Free format text: ASSIGNMENT OF ASSIGNORS INTEREST.;ASSIGNORS:DAILEY, GEORGE F.;BAUER, JAMES A.;FISCHER, MARK W.;REEL/FRAME:006439/0688;SIGNING DATES FROM 19921210 TO 19921228
|Feb 19, 1998||FPAY||Fee payment|
Year of fee payment: 4
|Nov 19, 1998||AS||Assignment|
Owner name: SIEMENS WESTINGHOUSE POWER CORPORATION, FLORIDA
Free format text: ASSIGNMENT NUNC PRO TUNC EFFECTIVE AUGUST 19, 1998;ASSIGNOR:CBS CORPORATION, FORMERLY KNOWN AS WESTINGHOUSE ELECTRIC CORPORATION;REEL/FRAME:009605/0650
Effective date: 19980929
|Apr 16, 2002||FPAY||Fee payment|
Year of fee payment: 8
|Sep 15, 2005||AS||Assignment|
Owner name: SIEMENS POWER GENERATION, INC., FLORIDA
Free format text: CHANGE OF NAME;ASSIGNOR:SIEMENS WESTINGHOUSE POWER CORPORATION;REEL/FRAME:016996/0491
Effective date: 20050801
|Apr 13, 2006||FPAY||Fee payment|
Year of fee payment: 12
|Mar 31, 2009||AS||Assignment|
Owner name: SIEMENS ENERGY, INC., FLORIDA
Free format text: CHANGE OF NAME;ASSIGNOR:SIEMENS POWER GENERATION, INC.;REEL/FRAME:022482/0740

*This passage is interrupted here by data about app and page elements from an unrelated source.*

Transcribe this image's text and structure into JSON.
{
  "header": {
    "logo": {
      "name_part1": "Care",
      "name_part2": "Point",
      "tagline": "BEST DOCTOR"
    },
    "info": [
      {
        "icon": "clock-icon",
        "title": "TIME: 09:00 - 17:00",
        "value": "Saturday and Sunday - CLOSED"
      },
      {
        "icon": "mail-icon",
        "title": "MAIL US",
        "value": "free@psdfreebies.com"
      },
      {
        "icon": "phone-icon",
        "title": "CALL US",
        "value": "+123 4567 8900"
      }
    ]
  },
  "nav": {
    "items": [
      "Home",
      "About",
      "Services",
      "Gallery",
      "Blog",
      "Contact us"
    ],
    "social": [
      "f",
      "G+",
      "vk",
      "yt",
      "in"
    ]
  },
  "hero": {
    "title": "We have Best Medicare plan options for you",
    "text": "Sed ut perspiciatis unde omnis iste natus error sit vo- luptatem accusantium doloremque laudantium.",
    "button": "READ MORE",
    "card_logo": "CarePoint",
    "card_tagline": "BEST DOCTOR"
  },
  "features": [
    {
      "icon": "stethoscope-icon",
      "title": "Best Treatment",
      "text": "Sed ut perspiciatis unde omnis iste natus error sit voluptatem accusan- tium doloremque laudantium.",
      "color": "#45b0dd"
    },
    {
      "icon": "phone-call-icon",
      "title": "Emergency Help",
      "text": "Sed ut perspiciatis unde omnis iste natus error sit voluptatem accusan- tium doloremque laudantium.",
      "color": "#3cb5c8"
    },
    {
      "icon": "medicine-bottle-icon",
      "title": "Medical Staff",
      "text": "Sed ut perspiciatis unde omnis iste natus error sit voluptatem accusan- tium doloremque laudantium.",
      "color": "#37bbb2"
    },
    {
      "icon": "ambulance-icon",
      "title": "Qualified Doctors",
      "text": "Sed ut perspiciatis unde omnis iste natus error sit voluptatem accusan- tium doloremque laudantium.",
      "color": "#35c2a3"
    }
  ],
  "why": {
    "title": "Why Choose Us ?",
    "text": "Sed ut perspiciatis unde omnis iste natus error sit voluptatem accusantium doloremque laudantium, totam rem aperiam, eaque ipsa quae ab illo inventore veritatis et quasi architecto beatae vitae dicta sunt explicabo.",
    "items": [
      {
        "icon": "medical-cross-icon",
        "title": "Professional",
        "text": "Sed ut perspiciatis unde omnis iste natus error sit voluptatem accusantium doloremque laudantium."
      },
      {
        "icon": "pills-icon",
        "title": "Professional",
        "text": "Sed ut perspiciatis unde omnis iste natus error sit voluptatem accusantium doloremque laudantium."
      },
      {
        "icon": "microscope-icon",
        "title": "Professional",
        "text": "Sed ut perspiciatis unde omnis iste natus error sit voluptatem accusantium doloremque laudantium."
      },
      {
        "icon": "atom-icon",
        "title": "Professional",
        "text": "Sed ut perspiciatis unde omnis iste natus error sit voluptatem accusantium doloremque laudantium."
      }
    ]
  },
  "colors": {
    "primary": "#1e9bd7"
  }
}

Effective date: 20081001
Owner name: SIEMENS ENERGY, INC.,FLORIDA
Free format text: CHANGE OF NAME;ASSIGNOR:SIEMENS POWER GENERATION, INC.;REEL/FRAME:022482/0740
Effective date: 20081001